The Board of Immigration Appeals published a new decision on March 8, 2021, titled Matter of Nemis, 28 I&N Dec. 250. The caption of the decision reads:
(1) Applying the categorical approach, the conspiracy statute, 18 U.S.C. § 371 (2012), is overbroad relative to the generic definition of a crime involving moral turpitude, and divisible between the offense clause, which may or may not involve moral turpitude, and the defraud clause of the statute, which is categorically a crime involving moral turpitude.
(2) To determine whether a conspiracy conviction under the offense clause of 18 U.S.C. § 371 constitutes a crime involving moral turpitude, the underlying statute of conviction should be examined under the categorical, and if applicable, modified categorical approach.
(3) The respondent’s conviction under 18 U.S.C. § 1546(a) (2012), punishing fraud and misuse of visas, permits, and other documents, is overbroad and divisible such that the modified categorical approach is applicable and it was proper to consider the conviction records.
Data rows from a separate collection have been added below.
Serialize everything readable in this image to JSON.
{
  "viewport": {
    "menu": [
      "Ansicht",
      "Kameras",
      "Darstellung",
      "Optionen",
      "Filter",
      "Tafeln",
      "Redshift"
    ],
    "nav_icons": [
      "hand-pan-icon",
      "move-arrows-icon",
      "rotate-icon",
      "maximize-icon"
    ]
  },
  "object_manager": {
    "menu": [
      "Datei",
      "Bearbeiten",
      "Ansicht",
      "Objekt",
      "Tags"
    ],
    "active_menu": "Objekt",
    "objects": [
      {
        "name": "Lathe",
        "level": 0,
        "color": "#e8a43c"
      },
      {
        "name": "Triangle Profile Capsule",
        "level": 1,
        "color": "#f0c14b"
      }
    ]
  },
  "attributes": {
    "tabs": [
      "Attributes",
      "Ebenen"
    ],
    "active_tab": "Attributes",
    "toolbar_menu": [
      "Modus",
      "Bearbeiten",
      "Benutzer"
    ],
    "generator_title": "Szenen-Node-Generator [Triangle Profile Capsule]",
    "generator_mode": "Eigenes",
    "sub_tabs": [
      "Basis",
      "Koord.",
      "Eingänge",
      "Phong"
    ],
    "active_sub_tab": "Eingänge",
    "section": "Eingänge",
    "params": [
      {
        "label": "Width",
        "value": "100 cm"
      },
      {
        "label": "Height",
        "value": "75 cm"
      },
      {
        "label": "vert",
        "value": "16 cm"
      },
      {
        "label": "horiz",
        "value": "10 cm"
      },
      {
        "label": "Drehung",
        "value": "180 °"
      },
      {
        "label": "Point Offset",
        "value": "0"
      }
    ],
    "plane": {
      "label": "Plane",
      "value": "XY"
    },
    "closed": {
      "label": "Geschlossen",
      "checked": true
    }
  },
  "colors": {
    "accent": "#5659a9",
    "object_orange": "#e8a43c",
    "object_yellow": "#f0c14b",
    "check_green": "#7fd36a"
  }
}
Matter of Serna, 20 I&N Dec. 579 (BIA 1992), clarified.
(4) The respondent’s conviction for conspiracy to commit visa fraud in violation of 18 U.S.C. §§ 371 and 1546(a) is a conviction for a crime involving moral turpitude under the modified categorical approach.